Religious school domination. Another telling fact about the new government regards educational background. Ten ministers, along with Erdogan himself, were educated in Imam-Hatip schools. Established by the Turkish state in 1951, Imam-Hatip schools are parochial institutions that were initially designed to train government-employed imams, but later, under conservative governments such as the AKP, they turned into publicly funded religious-focused alternatives to the traditional public secular schools. Historically, the Imam-Hatip schools educated less than 5 percent of Turkey's student population, but this figure has jumped to more than 10 percent under AKP rule. The high Imam-Hatip representation in the Yildirim cabinet reflects the government's political antecedents in blending religion, government, and education. A case can also be made that Turkey's Imam-Hatip system has been too successful for its own good, raising the cadres that have torn down the country's secular political system.
Lack of women. Turkey's twenty-seven-seat cabinet includes only one woman, a worrisome tally for a country aspiring to be a liberal democracy. Unfortunately, this phenomenon is not new with the AKP; none of the eight AKP cabinets since 2002 had more than two women.
Merchant marines. The new cabinet, interestingly, boasts three ministers with degrees from Istanbul Technical University's School of Maritime Sciences, including Prime Minister Yildirim. The other two are incoming transportation minister Ahmet Arslan and education minister Ismet Yilmaz. Arslan and Yilmaz worked together at the Ministry of Transportation under Yildirim before ascending to their current positions, indicating a minor Yildirim clique in the new cabinet, itself an Erdogan clique.

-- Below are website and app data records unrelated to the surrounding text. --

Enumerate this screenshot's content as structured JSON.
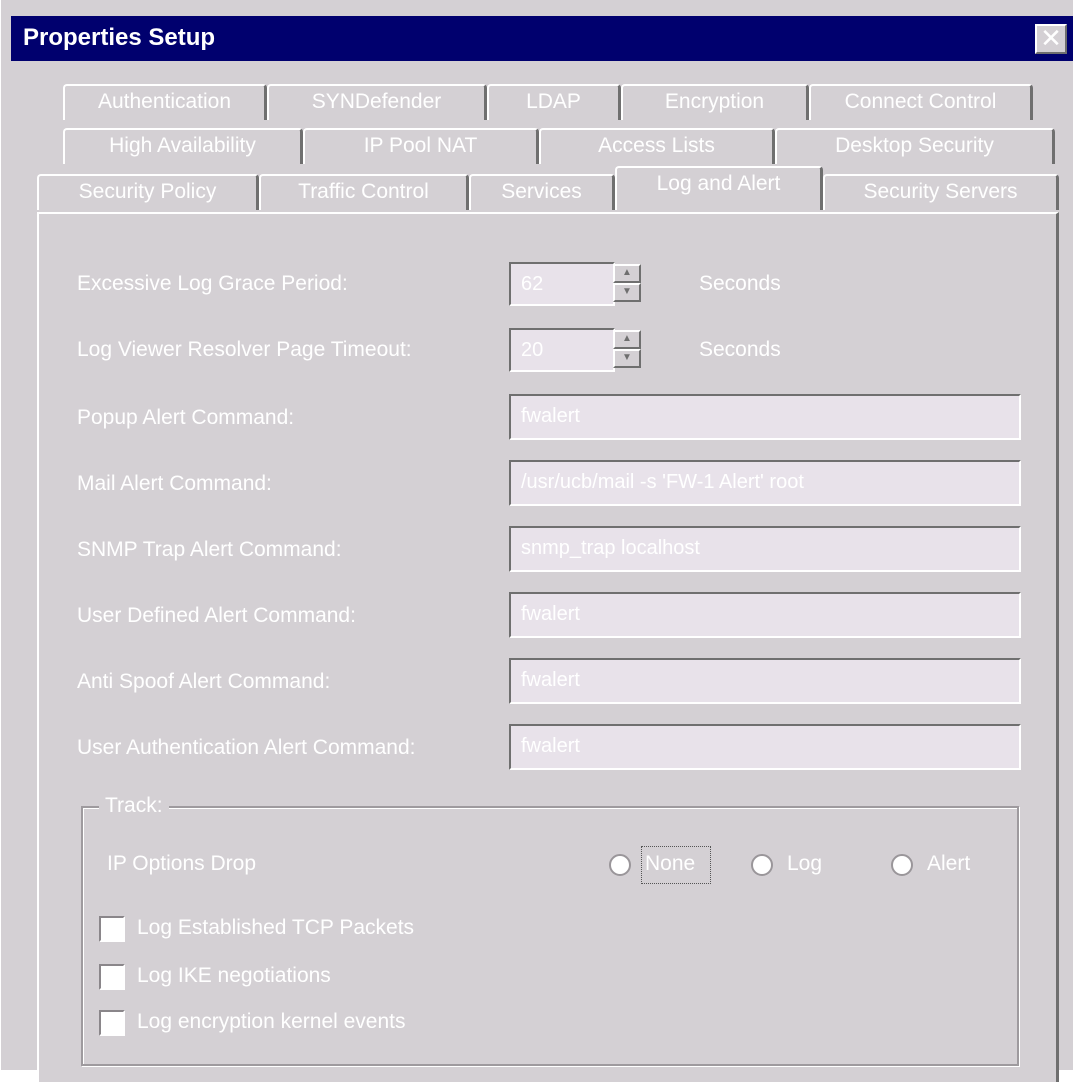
{
  "window": {
    "title": "Properties Setup",
    "close_glyph": "✕"
  },
  "tabs": {
    "row1": [
      "Authentication",
      "SYNDefender",
      "LDAP",
      "Encryption",
      "Connect Control"
    ],
    "row2": [
      "High Availability",
      "IP Pool NAT",
      "Access Lists",
      "Desktop Security"
    ],
    "row3": [
      "Security Policy",
      "Traffic Control",
      "Services",
      "Log and Alert",
      "Security Servers"
    ],
    "active": "Log and Alert"
  },
  "fields": {
    "excessive_log_grace_period": {
      "label": "Excessive Log Grace Period:",
      "value": "62",
      "unit": "Seconds"
    },
    "log_viewer_resolver_timeout": {
      "label": "Log Viewer Resolver Page Timeout:",
      "value": "20",
      "unit": "Seconds"
    },
    "popup_alert": {
      "label": "Popup Alert Command:",
      "value": "fwalert"
    },
    "mail_alert": {
      "label": "Mail Alert Command:",
      "value": "/usr/ucb/mail -s 'FW-1 Alert' root"
    },
    "snmp_trap_alert": {
      "label": "SNMP Trap Alert Command:",
      "value": "snmp_trap localhost"
    },
    "user_defined_alert": {
      "label": "User Defined Alert Command:",
      "value": "fwalert"
    },
    "anti_spoof_alert": {
      "label": "Anti Spoof Alert Command:",
      "value": "fwalert"
    },
    "user_auth_alert": {
      "label": "User Authentication Alert Command:",
      "value": "fwalert"
    }
  },
  "track": {
    "title": "Track:",
    "ip_options_label": "IP Options Drop",
    "radios": [
      "None",
      "Log",
      "Alert"
    ],
    "checkboxes": [
      "Log Established TCP Packets",
      "Log IKE negotiations",
      "Log encryption kernel events"
    ]
  },
  "colors": {
    "titlebar": "#00006e",
    "face": "#d4d0d4",
    "text": "#ffffff",
    "field_bg": "#e8e2ea"
  }
}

The new AKP government is regionalist -- dominated as it is by members from the East Black Sea region -- draws heavily from Turkey's small group of religious school graduates, nearly excludes Kurds, and continues to suffer from male domination. These trends point to the exclusion of large segments of the Turkish population from political power under the country's sixty-fifth and, to date, most powerful government in the democratic system.
Having started in 2002 as a broad alliance of the political right and center, representing various constituencies, the party is now simultaneously consolidating power over the Turkish state through President Erdogan while itself becoming an institution unrepresentative of Turkey's political diversity. This reverse trend suggests the emergence of an exclusive governing-party system in Turkey, in which an authoritarian party insists on narrow and total control over all political resources. Washington should monitor this development, which has implications for Turkey's political stability.

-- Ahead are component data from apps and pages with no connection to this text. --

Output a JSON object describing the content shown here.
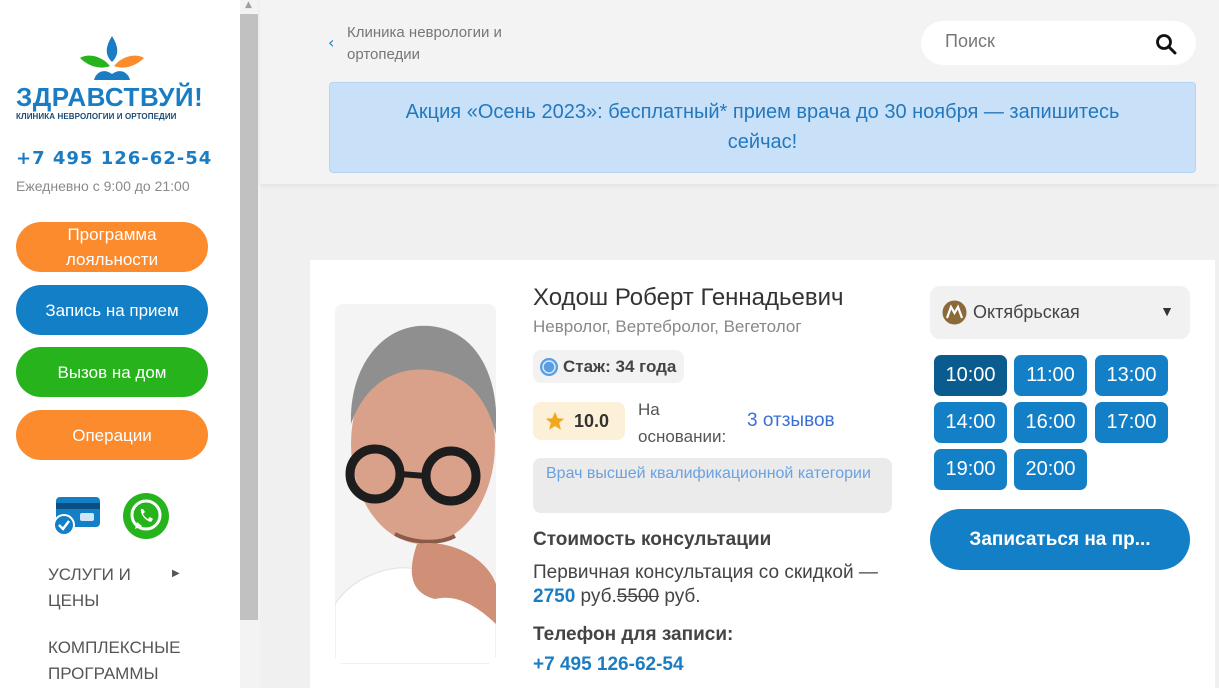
{
  "sidebar": {
    "logo_title": "ЗДРАВСТВУЙ!",
    "logo_subtitle": "КЛИНИКА НЕВРОЛОГИИ И ОРТОПЕДИИ",
    "phone": "+7 495 126-62-54",
    "hours": "Ежедневно с 9:00 до 21:00",
    "buttons": [
      {
        "label": "Программа лояльности"
      },
      {
        "label": "Запись на прием"
      },
      {
        "label": "Вызов на дом"
      },
      {
        "label": "Операции"
      }
    ],
    "menu": [
      {
        "label": "УСЛУГИ И ЦЕНЫ"
      },
      {
        "label": "КОМПЛЕКСНЫЕ ПРОГРАММЫ"
      }
    ]
  },
  "header": {
    "breadcrumb": "Клиника неврологии и ортопедии",
    "search_placeholder": "Поиск",
    "promo": "Акция «Осень 2023»: бесплатный* прием врача до 30 ноября — запишитесь сейчас!"
  },
  "doctor": {
    "name": "Ходош Роберт Геннадьевич",
    "specialty": "Невролог, Вертебролог, Вегетолог",
    "experience": "Стаж: 34 года",
    "rating": "10.0",
    "rating_basis": "На основании:",
    "reviews": "3 отзывов",
    "qualification": "Врач высшей квалификационной категории",
    "cost_title": "Стоимость консультации",
    "cost_prefix": "Первичная консультация со скидкой —",
    "cost_new": "2750",
    "cost_new_unit": " руб.",
    "cost_old": "5500",
    "cost_old_unit": " руб.",
    "phone_title": "Телефон для записи:",
    "phone": "+7 495 126-62-54"
  },
  "booking": {
    "metro": "Октябрьская",
    "slots": [
      "10:00",
      "11:00",
      "13:00",
      "14:00",
      "16:00",
      "17:00",
      "19:00",
      "20:00"
    ],
    "selected_slot": "10:00",
    "button": "Записаться на пр..."
  },
  "colors": {
    "brand_blue": "#137fc6",
    "orange": "#fb8b2d",
    "green": "#26b31c",
    "promo_bg": "#c8e1f8"
  }
}
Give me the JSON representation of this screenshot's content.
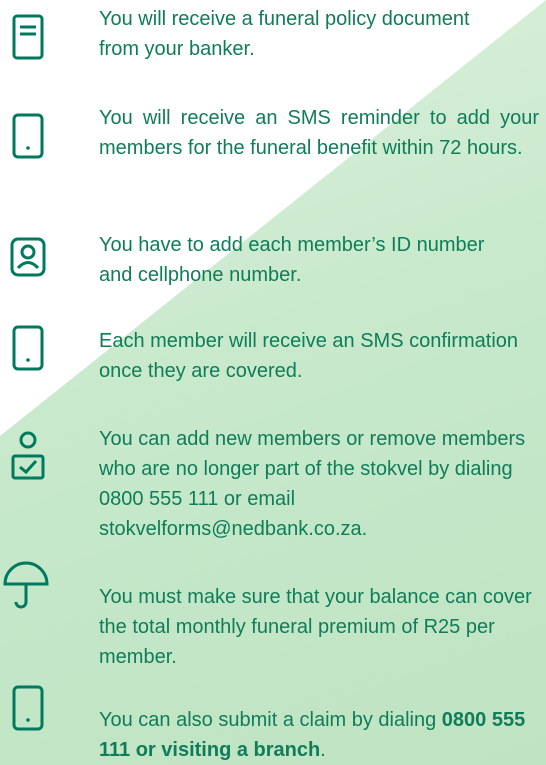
{
  "steps": [
    {
      "icon": "document-icon",
      "text": "You will receive a funeral policy document from your banker."
    },
    {
      "icon": "phone-icon",
      "text": "You will receive an SMS reminder to add your members for the funeral benefit within 72 hours."
    },
    {
      "icon": "id-card-icon",
      "text": "You have to add each member’s ID number and cellphone number."
    },
    {
      "icon": "phone-icon",
      "text": "Each member will receive an SMS confirmation once they are covered."
    },
    {
      "icon": "person-check-icon",
      "text": "You can add new members or remove members who are no longer part of the stokvel by dialing  0800 555 111 or email stokvelforms@nedbank.co.za."
    },
    {
      "icon": "umbrella-icon",
      "text": "You must make sure that your balance can cover the total monthly funeral premium of R25 per member."
    },
    {
      "icon": "phone-icon",
      "text_plain": "You can also submit a claim by dialing",
      "text_bold": "0800 555 111 or visiting a branch",
      "text_end": "."
    }
  ],
  "colors": {
    "text": "#0f7d58",
    "icon": "#007a5e",
    "green_bg": "#c8e9cc"
  }
}
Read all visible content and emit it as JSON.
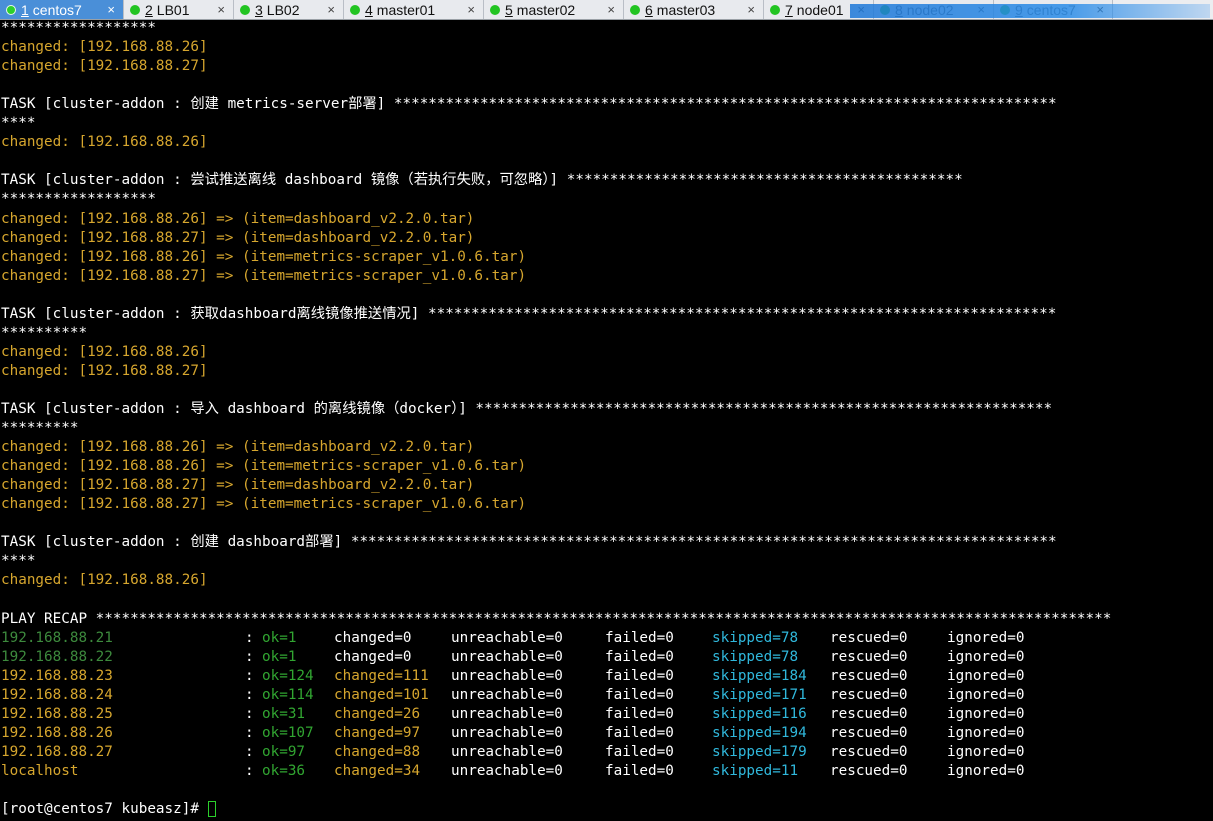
{
  "tabs": [
    {
      "num": "1",
      "label": "centos7",
      "active": true
    },
    {
      "num": "2",
      "label": "LB01"
    },
    {
      "num": "3",
      "label": "LB02"
    },
    {
      "num": "4",
      "label": "master01"
    },
    {
      "num": "5",
      "label": "master02"
    },
    {
      "num": "6",
      "label": "master03"
    },
    {
      "num": "7",
      "label": "node01"
    },
    {
      "num": "8",
      "label": "node02"
    },
    {
      "num": "9",
      "label": "centos7"
    }
  ],
  "terminal": {
    "lines": [
      {
        "text": "******************",
        "color": "white"
      },
      {
        "text": "changed: [192.168.88.26]",
        "color": "orange"
      },
      {
        "text": "changed: [192.168.88.27]",
        "color": "orange"
      },
      {
        "text": "",
        "color": "white"
      },
      {
        "text": "TASK [cluster-addon : 创建 metrics-server部署] *****************************************************************************",
        "color": "white"
      },
      {
        "text": "****",
        "color": "white"
      },
      {
        "text": "changed: [192.168.88.26]",
        "color": "orange"
      },
      {
        "text": "",
        "color": "white"
      },
      {
        "text": "TASK [cluster-addon : 尝试推送离线 dashboard 镜像（若执行失败，可忽略）] **********************************************",
        "color": "white"
      },
      {
        "text": "******************",
        "color": "white"
      },
      {
        "text": "changed: [192.168.88.26] => (item=dashboard_v2.2.0.tar)",
        "color": "orange"
      },
      {
        "text": "changed: [192.168.88.27] => (item=dashboard_v2.2.0.tar)",
        "color": "orange"
      },
      {
        "text": "changed: [192.168.88.26] => (item=metrics-scraper_v1.0.6.tar)",
        "color": "orange"
      },
      {
        "text": "changed: [192.168.88.27] => (item=metrics-scraper_v1.0.6.tar)",
        "color": "orange"
      },
      {
        "text": "",
        "color": "white"
      },
      {
        "text": "TASK [cluster-addon : 获取dashboard离线镜像推送情况] *************************************************************************",
        "color": "white"
      },
      {
        "text": "**********",
        "color": "white"
      },
      {
        "text": "changed: [192.168.88.26]",
        "color": "orange"
      },
      {
        "text": "changed: [192.168.88.27]",
        "color": "orange"
      },
      {
        "text": "",
        "color": "white"
      },
      {
        "text": "TASK [cluster-addon : 导入 dashboard 的离线镜像（docker）] *******************************************************************",
        "color": "white"
      },
      {
        "text": "*********",
        "color": "white"
      },
      {
        "text": "changed: [192.168.88.26] => (item=dashboard_v2.2.0.tar)",
        "color": "orange"
      },
      {
        "text": "changed: [192.168.88.26] => (item=metrics-scraper_v1.0.6.tar)",
        "color": "orange"
      },
      {
        "text": "changed: [192.168.88.27] => (item=dashboard_v2.2.0.tar)",
        "color": "orange"
      },
      {
        "text": "changed: [192.168.88.27] => (item=metrics-scraper_v1.0.6.tar)",
        "color": "orange"
      },
      {
        "text": "",
        "color": "white"
      },
      {
        "text": "TASK [cluster-addon : 创建 dashboard部署] **********************************************************************************",
        "color": "white"
      },
      {
        "text": "****",
        "color": "white"
      },
      {
        "text": "changed: [192.168.88.26]",
        "color": "orange"
      },
      {
        "text": "",
        "color": "white"
      },
      {
        "text": "PLAY RECAP **********************************************************************************************************************",
        "color": "white"
      }
    ],
    "recap": [
      {
        "host": "192.168.88.21",
        "host_color": "dgreen",
        "ok": "ok=1",
        "changed": "changed=0",
        "changed_color": "white",
        "unreachable": "unreachable=0",
        "failed": "failed=0",
        "skipped": "skipped=78",
        "rescued": "rescued=0",
        "ignored": "ignored=0"
      },
      {
        "host": "192.168.88.22",
        "host_color": "dgreen",
        "ok": "ok=1",
        "changed": "changed=0",
        "changed_color": "white",
        "unreachable": "unreachable=0",
        "failed": "failed=0",
        "skipped": "skipped=78",
        "rescued": "rescued=0",
        "ignored": "ignored=0"
      },
      {
        "host": "192.168.88.23",
        "host_color": "orange",
        "ok": "ok=124",
        "changed": "changed=111",
        "changed_color": "orange",
        "unreachable": "unreachable=0",
        "failed": "failed=0",
        "skipped": "skipped=184",
        "rescued": "rescued=0",
        "ignored": "ignored=0"
      },
      {
        "host": "192.168.88.24",
        "host_color": "orange",
        "ok": "ok=114",
        "changed": "changed=101",
        "changed_color": "orange",
        "unreachable": "unreachable=0",
        "failed": "failed=0",
        "skipped": "skipped=171",
        "rescued": "rescued=0",
        "ignored": "ignored=0"
      },
      {
        "host": "192.168.88.25",
        "host_color": "orange",
        "ok": "ok=31",
        "changed": "changed=26",
        "changed_color": "orange",
        "unreachable": "unreachable=0",
        "failed": "failed=0",
        "skipped": "skipped=116",
        "rescued": "rescued=0",
        "ignored": "ignored=0"
      },
      {
        "host": "192.168.88.26",
        "host_color": "orange",
        "ok": "ok=107",
        "changed": "changed=97",
        "changed_color": "orange",
        "unreachable": "unreachable=0",
        "failed": "failed=0",
        "skipped": "skipped=194",
        "rescued": "rescued=0",
        "ignored": "ignored=0"
      },
      {
        "host": "192.168.88.27",
        "host_color": "orange",
        "ok": "ok=97",
        "changed": "changed=88",
        "changed_color": "orange",
        "unreachable": "unreachable=0",
        "failed": "failed=0",
        "skipped": "skipped=179",
        "rescued": "rescued=0",
        "ignored": "ignored=0"
      },
      {
        "host": "localhost",
        "host_color": "orange",
        "ok": "ok=36",
        "changed": "changed=34",
        "changed_color": "orange",
        "unreachable": "unreachable=0",
        "failed": "failed=0",
        "skipped": "skipped=11",
        "rescued": "rescued=0",
        "ignored": "ignored=0"
      }
    ],
    "recap_separator": ":",
    "prompt": "[root@centos7 kubeasz]# "
  },
  "colors": {
    "background": "#000000",
    "orange": "#d6a62e",
    "green": "#31a531",
    "dgreen": "#3d8a3d",
    "cyan": "#30b8dc",
    "white": "#ffffff",
    "active_tab": "#4a8fd8"
  },
  "icons": {
    "tab_status": "green-dot-icon",
    "tab_close": "close-icon"
  }
}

Soner Cagaptay is the Beyer Family Fellow and director of the Turkish Research Program at The Washington Institute. Cem Yolbulan is a Yvonne Silverman Research Assistant at the Institute.